(Dataset rows describing interfaces)

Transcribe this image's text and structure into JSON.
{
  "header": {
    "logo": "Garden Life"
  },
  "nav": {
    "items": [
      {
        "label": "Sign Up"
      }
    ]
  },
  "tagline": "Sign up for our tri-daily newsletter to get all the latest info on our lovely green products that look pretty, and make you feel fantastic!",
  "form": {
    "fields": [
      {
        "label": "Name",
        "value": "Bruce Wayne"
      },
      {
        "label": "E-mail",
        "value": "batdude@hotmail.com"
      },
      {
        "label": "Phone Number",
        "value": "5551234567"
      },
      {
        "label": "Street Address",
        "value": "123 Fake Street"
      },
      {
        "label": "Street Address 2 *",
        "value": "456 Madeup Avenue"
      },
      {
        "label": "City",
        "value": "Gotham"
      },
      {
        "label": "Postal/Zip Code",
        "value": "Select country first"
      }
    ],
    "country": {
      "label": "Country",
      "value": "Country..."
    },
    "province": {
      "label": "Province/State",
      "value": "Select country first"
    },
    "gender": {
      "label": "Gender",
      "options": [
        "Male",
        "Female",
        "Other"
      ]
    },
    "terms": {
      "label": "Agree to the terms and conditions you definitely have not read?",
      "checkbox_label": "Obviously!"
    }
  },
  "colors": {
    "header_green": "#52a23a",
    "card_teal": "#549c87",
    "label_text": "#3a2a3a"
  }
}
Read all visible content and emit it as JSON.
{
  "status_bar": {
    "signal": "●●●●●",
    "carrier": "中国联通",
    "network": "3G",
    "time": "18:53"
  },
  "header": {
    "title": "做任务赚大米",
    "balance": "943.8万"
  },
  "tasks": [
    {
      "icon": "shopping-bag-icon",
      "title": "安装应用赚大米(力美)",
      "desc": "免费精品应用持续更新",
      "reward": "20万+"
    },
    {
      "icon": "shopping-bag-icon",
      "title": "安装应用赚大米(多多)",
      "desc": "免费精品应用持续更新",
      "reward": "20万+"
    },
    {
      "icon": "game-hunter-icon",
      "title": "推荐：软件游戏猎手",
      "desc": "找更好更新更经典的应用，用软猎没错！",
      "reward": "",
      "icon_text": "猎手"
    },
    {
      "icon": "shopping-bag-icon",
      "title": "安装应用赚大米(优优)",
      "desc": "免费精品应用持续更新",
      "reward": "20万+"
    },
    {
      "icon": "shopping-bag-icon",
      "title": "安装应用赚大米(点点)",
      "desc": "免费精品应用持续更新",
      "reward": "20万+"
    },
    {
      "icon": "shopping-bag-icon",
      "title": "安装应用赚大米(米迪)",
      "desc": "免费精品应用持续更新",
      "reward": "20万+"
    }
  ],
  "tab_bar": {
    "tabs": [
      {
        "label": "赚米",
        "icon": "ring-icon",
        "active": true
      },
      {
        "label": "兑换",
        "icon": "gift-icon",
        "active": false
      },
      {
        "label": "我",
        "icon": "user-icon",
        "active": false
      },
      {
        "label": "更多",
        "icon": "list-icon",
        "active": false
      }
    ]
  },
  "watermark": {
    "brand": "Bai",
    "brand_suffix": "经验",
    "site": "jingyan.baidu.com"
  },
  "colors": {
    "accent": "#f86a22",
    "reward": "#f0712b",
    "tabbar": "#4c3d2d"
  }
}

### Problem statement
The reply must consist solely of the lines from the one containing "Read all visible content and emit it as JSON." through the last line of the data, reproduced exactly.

### Your solution
Read all visible content and emit it as JSON.
{
  "status_bar": {
    "signal": "●●●●●",
    "carrier": "中国联通",
    "network": "3G",
    "time": "18:53"
  },
  "header": {
    "title": "做任务赚大米",
    "balance": "943.8万"
  },
  "tasks": [
    {
      "icon": "shopping-bag-icon",
      "title": "安装应用赚大米(力美)",
      "desc": "免费精品应用持续更新",
      "reward": "20万+"
    },
    {
      "icon": "shopping-bag-icon",
      "title": "安装应用赚大米(多多)",
      "desc": "免费精品应用持续更新",
      "reward": "20万+"
    },
    {
      "icon": "game-hunter-icon",
      "title": "推荐：软件游戏猎手",
      "desc": "找更好更新更经典的应用，用软猎没错！",
      "reward": "",
      "icon_text": "猎手"
    },
    {
      "icon": "shopping-bag-icon",
      "title": "安装应用赚大米(优优)",
      "desc": "免费精品应用持续更新",
      "reward": "20万+"
    },
    {
      "icon": "shopping-bag-icon",
      "title": "安装应用赚大米(点点)",
      "desc": "免费精品应用持续更新",
      "reward": "20万+"
    },
    {
      "icon": "shopping-bag-icon",
      "title": "安装应用赚大米(米迪)",
      "desc": "免费精品应用持续更新",
      "reward": "20万+"
    }
  ],
  "tab_bar": {
    "tabs": [
      {
        "label": "赚米",
        "icon": "ring-icon",
        "active": true
      },
      {
        "label": "兑换",
        "icon": "gift-icon",
        "active": false
      },
      {
        "label": "我",
        "icon": "user-icon",
        "active": false
      },
      {
        "label": "更多",
        "icon": "list-icon",
        "active": false
      }
    ]
  },
  "watermark": {
    "brand": "Bai",
    "brand_suffix": "经验",
    "site": "jingyan.baidu.com"
  },
  "colors": {
    "accent": "#f86a22",
    "reward": "#f0712b",
    "tabbar": "#4c3d2d"
  }
}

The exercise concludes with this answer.